- **PROBLEM DESCRIPTION**
Take every line of the material below that includes the string "true" and copy it out.

- **SUPPLIED INFORMATION**
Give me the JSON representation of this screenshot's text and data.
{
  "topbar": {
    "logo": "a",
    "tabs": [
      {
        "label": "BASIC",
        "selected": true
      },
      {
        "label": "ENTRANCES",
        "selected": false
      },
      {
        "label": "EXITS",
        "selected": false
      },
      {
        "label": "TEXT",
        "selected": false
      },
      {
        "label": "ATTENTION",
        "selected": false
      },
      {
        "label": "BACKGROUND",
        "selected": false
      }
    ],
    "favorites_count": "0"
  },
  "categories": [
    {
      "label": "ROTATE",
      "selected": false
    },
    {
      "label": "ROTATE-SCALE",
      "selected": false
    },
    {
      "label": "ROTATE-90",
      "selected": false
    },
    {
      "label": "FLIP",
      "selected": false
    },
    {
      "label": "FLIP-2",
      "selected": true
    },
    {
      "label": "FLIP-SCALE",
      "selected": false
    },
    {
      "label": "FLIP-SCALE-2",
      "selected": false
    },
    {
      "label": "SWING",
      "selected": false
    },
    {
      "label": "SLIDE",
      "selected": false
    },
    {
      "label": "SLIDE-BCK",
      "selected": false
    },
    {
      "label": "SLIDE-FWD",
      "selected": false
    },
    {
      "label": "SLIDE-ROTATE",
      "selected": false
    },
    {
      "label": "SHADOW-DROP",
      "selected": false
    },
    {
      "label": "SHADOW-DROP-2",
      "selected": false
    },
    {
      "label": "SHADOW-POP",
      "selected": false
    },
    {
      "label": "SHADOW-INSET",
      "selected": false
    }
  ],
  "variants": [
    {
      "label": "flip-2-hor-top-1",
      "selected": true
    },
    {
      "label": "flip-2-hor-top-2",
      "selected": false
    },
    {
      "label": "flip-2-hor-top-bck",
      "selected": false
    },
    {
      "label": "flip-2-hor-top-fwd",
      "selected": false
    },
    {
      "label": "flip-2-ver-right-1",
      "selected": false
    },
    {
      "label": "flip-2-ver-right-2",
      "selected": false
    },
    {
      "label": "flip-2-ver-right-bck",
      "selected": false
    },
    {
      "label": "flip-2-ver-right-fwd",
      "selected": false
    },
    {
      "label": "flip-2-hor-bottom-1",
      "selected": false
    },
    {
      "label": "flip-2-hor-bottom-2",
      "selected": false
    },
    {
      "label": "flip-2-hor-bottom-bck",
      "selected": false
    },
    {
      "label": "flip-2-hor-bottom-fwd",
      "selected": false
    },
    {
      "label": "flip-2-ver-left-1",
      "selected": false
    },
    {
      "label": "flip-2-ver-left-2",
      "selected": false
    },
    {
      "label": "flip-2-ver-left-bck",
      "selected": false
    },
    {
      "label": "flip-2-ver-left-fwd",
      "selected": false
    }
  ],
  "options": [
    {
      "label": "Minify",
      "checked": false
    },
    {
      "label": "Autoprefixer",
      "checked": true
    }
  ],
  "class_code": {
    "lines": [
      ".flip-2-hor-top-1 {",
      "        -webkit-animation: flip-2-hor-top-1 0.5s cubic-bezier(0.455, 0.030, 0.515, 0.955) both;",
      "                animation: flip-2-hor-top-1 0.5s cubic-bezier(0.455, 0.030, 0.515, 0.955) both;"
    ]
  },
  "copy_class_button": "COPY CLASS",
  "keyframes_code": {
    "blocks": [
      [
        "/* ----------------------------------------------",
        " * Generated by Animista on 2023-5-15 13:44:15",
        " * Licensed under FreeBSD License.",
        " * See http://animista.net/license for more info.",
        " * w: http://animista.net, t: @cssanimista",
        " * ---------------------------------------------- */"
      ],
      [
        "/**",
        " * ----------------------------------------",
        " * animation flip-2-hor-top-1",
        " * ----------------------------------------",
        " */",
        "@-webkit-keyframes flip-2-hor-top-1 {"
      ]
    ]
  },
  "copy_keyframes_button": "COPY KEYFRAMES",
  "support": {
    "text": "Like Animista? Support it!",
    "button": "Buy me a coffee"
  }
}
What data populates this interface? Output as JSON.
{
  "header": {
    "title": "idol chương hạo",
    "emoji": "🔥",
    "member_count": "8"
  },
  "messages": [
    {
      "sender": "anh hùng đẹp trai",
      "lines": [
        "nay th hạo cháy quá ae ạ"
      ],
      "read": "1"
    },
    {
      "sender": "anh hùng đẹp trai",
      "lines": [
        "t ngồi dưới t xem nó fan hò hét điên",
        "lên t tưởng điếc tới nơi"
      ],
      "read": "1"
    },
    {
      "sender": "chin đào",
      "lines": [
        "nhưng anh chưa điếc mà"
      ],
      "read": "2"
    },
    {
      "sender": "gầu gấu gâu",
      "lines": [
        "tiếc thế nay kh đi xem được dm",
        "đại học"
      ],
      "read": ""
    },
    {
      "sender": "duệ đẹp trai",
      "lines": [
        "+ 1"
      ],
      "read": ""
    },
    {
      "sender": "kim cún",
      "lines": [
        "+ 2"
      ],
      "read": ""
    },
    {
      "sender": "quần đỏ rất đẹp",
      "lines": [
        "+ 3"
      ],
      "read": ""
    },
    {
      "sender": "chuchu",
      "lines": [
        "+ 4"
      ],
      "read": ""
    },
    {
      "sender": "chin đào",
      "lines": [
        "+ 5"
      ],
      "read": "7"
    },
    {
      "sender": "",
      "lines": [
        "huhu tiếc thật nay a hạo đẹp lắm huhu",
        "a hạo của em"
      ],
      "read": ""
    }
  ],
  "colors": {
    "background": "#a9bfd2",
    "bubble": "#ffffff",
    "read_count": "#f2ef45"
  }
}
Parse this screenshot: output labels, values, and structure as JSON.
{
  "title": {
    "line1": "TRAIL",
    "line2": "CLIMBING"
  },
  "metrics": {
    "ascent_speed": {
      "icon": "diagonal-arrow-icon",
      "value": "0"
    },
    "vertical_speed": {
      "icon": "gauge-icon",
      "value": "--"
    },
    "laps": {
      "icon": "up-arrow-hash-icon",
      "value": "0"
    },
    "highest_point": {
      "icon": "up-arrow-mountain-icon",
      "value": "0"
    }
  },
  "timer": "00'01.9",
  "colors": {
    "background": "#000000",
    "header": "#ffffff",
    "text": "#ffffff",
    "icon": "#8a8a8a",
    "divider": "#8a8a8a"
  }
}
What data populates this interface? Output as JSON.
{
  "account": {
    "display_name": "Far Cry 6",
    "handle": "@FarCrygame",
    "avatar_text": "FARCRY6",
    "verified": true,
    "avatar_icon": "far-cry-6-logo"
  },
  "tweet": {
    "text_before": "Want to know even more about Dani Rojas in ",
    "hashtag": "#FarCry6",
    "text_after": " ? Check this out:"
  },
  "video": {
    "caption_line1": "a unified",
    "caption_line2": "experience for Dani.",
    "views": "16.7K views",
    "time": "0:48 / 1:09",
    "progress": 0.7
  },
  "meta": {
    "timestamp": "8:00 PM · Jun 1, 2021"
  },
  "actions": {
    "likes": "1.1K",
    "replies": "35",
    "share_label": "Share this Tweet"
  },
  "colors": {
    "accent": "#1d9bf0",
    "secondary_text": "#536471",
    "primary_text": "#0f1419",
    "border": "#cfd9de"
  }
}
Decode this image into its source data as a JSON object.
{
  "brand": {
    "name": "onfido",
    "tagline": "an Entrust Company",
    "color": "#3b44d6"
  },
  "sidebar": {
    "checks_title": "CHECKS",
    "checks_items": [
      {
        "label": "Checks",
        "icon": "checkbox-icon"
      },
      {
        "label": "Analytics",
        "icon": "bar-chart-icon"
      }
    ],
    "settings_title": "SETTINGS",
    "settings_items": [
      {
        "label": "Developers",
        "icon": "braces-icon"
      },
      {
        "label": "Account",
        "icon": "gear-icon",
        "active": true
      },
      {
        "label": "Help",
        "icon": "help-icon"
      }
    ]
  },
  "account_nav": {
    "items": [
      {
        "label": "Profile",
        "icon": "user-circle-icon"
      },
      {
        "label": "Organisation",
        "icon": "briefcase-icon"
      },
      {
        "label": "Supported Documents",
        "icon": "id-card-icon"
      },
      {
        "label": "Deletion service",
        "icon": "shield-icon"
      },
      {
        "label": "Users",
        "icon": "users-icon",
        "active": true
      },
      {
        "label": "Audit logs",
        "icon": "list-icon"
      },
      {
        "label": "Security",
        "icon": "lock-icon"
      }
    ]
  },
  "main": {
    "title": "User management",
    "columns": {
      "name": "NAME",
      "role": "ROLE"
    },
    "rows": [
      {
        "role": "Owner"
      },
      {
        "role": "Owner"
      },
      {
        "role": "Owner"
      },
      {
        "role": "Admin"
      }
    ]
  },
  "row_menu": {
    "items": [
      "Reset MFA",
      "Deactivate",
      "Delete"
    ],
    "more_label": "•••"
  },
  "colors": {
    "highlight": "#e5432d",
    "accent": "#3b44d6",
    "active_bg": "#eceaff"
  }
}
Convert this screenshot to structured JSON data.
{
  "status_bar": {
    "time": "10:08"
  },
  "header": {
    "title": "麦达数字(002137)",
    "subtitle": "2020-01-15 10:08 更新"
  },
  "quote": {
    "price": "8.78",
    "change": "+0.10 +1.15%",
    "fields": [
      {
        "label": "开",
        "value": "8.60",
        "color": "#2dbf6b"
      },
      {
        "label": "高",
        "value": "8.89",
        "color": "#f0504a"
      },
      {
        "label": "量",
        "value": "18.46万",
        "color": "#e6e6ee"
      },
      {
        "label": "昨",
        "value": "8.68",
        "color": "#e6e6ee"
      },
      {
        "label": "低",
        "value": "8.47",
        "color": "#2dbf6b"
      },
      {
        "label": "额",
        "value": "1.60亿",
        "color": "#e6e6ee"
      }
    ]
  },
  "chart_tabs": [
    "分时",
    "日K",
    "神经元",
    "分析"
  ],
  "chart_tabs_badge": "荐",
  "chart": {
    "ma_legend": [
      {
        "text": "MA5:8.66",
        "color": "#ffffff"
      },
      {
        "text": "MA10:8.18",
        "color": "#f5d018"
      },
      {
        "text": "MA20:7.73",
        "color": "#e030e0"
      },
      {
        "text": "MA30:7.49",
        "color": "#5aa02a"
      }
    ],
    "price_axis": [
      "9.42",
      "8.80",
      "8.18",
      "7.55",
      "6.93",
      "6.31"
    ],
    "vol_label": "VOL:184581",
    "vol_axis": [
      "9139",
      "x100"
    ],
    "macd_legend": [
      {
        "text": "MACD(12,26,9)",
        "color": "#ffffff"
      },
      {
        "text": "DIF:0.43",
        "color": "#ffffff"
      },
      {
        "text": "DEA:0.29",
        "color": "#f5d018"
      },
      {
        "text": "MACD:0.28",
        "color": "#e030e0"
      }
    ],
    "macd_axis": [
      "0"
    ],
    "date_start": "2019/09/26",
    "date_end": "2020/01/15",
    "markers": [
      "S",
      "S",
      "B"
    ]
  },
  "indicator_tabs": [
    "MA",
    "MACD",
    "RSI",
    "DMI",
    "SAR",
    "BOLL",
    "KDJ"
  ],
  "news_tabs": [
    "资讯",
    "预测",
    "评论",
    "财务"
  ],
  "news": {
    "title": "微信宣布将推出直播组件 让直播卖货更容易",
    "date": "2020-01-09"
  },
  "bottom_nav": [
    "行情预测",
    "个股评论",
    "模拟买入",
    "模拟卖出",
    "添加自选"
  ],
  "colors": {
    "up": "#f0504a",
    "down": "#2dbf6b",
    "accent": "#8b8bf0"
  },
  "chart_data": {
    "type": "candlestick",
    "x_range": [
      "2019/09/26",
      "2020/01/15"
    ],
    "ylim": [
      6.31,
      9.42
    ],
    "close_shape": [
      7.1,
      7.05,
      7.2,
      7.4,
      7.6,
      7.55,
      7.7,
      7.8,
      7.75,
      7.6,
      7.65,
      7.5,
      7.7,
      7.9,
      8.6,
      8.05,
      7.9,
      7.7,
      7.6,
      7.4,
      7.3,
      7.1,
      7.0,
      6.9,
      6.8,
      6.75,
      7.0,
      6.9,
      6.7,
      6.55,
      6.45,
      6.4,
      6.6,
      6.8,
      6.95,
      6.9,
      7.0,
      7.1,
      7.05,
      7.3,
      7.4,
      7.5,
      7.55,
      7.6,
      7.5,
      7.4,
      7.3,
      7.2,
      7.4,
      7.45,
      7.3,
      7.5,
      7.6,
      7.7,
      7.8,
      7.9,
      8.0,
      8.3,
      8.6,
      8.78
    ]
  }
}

- **WRITTEN ANSWER**
        "selected": true
      "selected": true
      "selected": true
      "checked": true
    "verified": true,
        "active": true
        "active": true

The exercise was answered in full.